- Bushra Abu-Helil
- Catherine Boafo-Yirenkyi
- Ruth Breen
- Lorna Burnett
- Mark Cooper
- Olivia Corrie
- John Crawshaw
- Winsome Duncan
- Seán Fay
- Alice Ferns
- Charles Freeman
- Chantal Gagnon
- Sarah Hill
- Victoria Hind
- Nicholas Hounsfield
- Shelley Johnson
- Raheem Mu Khepera MBE
- Callum Langstroth
- Lynn Matthews
- Bronya Meadley
- Eva Middleton
- Leigha Neverson
- Jacqui Perks
- Sophia Preston
- Ryan Rahim
- Remi Ray
- Nicola Sandy
- Paul Strick
- T - Further Education Lead Tutor at a Creative College
- Dr Helen Taylor
- Kim To
- Lennie Varvarides
- Tahirah Yasin
Tell us about your dyslexia diagnosis - when were you diagnosed and when did you / family members / friends / teachers realise that you were having challenges?
I was diagnosed with dyslexia as a child. My mum had to put up a fight to get me tested and ended up paying for it her self. So many times I heard my mum tell the teachers she is not thick.
In the days I was at school, I kept getting held back as they said that I was thick! So keeping up with my friend was hard. I also had a teacher after school that helped me with my reading.

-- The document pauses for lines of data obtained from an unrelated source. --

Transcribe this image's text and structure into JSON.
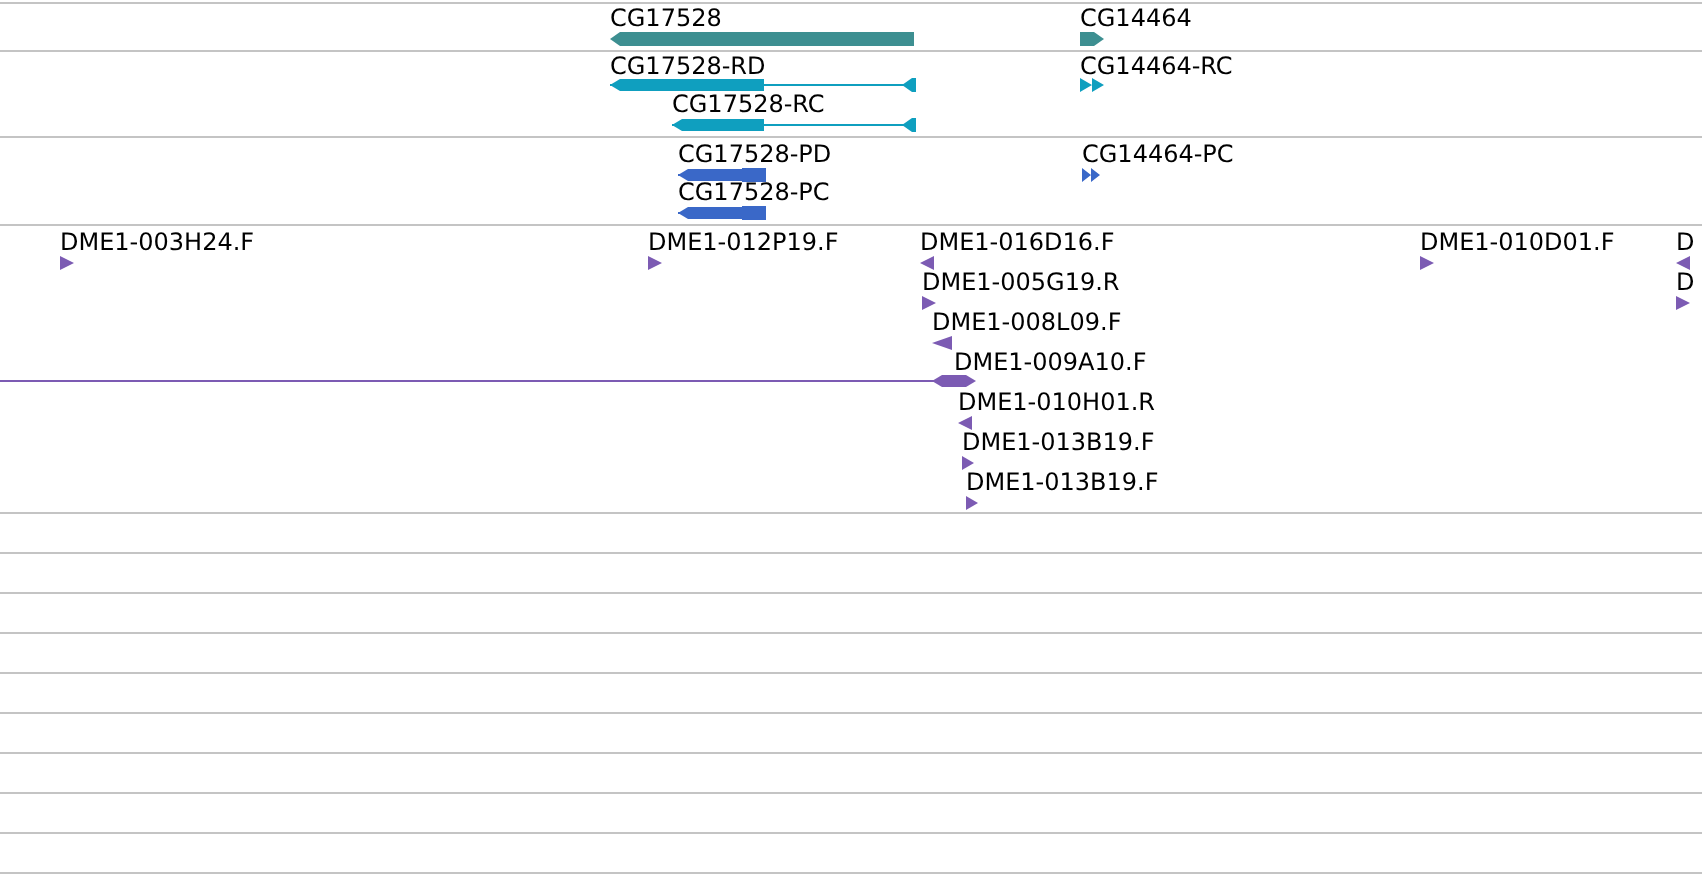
{
  "tracks": [
    {
      "color": "#3d8f91",
      "features": [
        {
          "label": "CG17528",
          "reverse": true
        },
        {
          "label": "CG14464",
          "reverse": false
        }
      ]
    },
    {
      "color": "#0f9fbf",
      "features": [
        {
          "label": "CG17528-RD",
          "reverse": true
        },
        {
          "label": "CG17528-RC",
          "reverse": true
        },
        {
          "label": "CG14464-RC",
          "reverse": false
        }
      ]
    },
    {
      "color": "#3a68c8",
      "features": [
        {
          "label": "CG17528-PD",
          "reverse": true
        },
        {
          "label": "CG17528-PC",
          "reverse": true
        },
        {
          "label": "CG14464-PC",
          "reverse": false
        }
      ]
    },
    {
      "color": "#7c5bb3",
      "features": [
        {
          "label": "DME1-003H24.F",
          "reverse": false
        },
        {
          "label": "DME1-012P19.F",
          "reverse": false
        },
        {
          "label": "DME1-016D16.F",
          "reverse": true
        },
        {
          "label": "DME1-005G19.R",
          "reverse": false
        },
        {
          "label": "DME1-008L09.F",
          "reverse": true
        },
        {
          "label": "DME1-009A10.F",
          "reverse": false
        },
        {
          "label": "DME1-010H01.R",
          "reverse": true
        },
        {
          "label": "DME1-013B19.F",
          "reverse": false
        },
        {
          "label": "DME1-013B19.F",
          "reverse": false
        },
        {
          "label": "DME1-010D01.F",
          "reverse": false
        },
        {
          "label": "D",
          "reverse": true
        },
        {
          "label": "D",
          "reverse": false
        }
      ]
    }
  ]
}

How has dyslexia impacted you in both positive ways and challenges?
I can say it had a positive impact on me; I have just tried not to let it stop me. I learnt to hide it I think, and I become a confident person with communicating with others.
What support have you received for your dyslexia throughout your life?
The only support I got was at school. I got taken out of class to have help in some of my lessons and this was the only help I had.
In my working life I don't think anyone even knew I was dyslexic. One time I got pulled up on my spelling and punctuation; I walked out of the office upset. That was the only job that knew I was dyslexic at the time and I felt I had it thrown in my face.
Do you have a particular story or achievement you would like to share?
I am age 43 and doing an apprenticeship for the Home Office and the journey I am on is not an easy one; I am still on that journey. I have had to lean a lot of laws and procedures, as well as doing my apprenticeship and having to sit my maths and english, and still waiting to do them.
There are days I just want to cry as it is all to much and just give up on this job, but I have to tell myself 'I can do this, I am not thick'.
Nobody that I work with understands dyslexia; they just think it's cos you cant read or spell and it's a disability. You can be working with younger, clever people, who learn and pick things up quickly while you are hoping and trying to find a way to remember everything you are learning - you have to keep going over and over it.
What advice would you have for someone who has recently been diagnosed with dyslexia?
Never stop believing in yourself, and never let anyone tell you that you are thick because you are not.
What one thing would you like the world to know about dyslexia?
I would like to know why school GCSE and A Levels are not designed for dyslexia - the way they are written makes it much harder for us to understand.